Some research about learning motivation are studied by Noppadol Buasai (2545) and Anchala Satsuphap (2549). They also study a comparison of Matthayom Suksa 1 and 3 students' reading performance and motivation in learning Thai by using cartoon lesson programme and the teacher's manual. In the study by Noppadol, he uses 80 students from Pasanusorn Bangkhae school as the sample group. Likewise, Anchala Satsuphap, uses 96 students from Matthayom Suksa 3 Srivikorn school. Each research also divided into two groups: an experimental group, and a controlled group. Cartoon lessons are used to teach the experimental group, whereas teachers' manual is used to teach the other one. The result of Noppadol and Anchala shows that the ability of reading performance and motivation in learning Thai between the experimental group and the control group are different, that is, students' ability of reading and motivation in learning Thai in the experimental group is higher than the control group.

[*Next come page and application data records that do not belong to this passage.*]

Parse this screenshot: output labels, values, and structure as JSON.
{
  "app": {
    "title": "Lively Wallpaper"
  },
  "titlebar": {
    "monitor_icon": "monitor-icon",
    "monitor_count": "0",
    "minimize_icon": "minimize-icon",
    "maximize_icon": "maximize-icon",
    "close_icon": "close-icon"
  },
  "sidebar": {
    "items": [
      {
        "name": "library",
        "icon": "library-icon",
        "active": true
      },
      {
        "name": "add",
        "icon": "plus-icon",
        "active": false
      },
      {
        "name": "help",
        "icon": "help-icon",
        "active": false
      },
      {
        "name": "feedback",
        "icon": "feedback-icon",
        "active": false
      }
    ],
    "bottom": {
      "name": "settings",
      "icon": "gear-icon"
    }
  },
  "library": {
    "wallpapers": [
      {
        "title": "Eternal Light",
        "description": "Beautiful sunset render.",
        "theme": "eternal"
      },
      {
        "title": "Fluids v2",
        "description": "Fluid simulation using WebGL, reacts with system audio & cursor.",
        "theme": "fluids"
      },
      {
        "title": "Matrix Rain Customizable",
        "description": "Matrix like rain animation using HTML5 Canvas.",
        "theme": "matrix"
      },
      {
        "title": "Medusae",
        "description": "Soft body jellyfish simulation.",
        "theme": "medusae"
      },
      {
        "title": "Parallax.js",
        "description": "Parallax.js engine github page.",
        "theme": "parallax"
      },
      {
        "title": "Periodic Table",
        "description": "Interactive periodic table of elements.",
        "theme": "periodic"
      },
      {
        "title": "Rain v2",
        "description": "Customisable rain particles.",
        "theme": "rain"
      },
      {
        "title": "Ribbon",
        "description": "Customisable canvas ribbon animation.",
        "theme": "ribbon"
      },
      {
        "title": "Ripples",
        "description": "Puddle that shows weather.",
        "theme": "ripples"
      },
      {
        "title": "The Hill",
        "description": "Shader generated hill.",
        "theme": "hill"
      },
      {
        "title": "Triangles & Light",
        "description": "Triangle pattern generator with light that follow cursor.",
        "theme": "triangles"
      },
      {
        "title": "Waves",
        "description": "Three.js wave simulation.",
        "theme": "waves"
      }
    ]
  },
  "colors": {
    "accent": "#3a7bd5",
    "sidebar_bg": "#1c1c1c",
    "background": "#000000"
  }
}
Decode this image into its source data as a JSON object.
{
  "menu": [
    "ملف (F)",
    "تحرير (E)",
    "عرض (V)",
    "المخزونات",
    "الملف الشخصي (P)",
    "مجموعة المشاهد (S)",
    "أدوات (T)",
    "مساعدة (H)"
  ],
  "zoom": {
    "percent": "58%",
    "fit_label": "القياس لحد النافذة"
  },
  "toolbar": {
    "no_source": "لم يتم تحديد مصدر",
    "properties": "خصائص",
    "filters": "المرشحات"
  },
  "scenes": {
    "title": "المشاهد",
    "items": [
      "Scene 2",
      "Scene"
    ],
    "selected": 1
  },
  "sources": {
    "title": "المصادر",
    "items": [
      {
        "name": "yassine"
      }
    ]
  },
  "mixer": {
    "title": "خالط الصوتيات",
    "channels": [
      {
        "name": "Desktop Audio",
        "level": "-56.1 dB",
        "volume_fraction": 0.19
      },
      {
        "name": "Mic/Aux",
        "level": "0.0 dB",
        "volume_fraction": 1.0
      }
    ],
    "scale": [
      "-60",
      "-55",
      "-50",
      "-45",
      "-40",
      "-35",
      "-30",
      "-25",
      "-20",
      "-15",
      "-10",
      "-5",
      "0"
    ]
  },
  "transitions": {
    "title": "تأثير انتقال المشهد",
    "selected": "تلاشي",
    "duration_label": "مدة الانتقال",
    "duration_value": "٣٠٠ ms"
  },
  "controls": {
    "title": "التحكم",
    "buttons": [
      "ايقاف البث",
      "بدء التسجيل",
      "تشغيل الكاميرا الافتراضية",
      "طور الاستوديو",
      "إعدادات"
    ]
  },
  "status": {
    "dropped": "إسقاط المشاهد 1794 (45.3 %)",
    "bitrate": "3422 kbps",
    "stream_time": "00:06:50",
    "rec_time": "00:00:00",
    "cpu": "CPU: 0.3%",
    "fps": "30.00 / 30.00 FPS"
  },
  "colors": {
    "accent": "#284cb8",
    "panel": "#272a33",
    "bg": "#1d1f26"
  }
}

Unless learning attitudes and motivation, the studies about Thai teaching and learning problems are studied by Watcharee Srikham (2535). She studies problems and teaching needs of Thai III teachers. The sample group consisting of 60 Thai teachers from Vocational and Technical College in four regions of Thailand is classified by teaching experiences. The result shows that Thai teachers need the teaching techniques and supervision at the high level. The same as Srichan Wichatong (2542) studies on the analysis of Rajabhat Phranakhon students' errors. The sample group consists of 1152 students who register in the Thai Usage course 1540201. They are assigned to write the essay within 60 minutes. The result shows that students' errors, according to the frequency of occurrence, are spelling, words usage, word order, pauses, punctuation, the use of etc., abbreviations and figures.
These are the related research on motivation and attitude of students towards language learning. However, nobody has researched the motivation and attitudes of students towards the Thai subject. Thus, the researcher thinks that my study will be the first step to help teachers and administrators develop and improve the Thai subject curriculum in the future.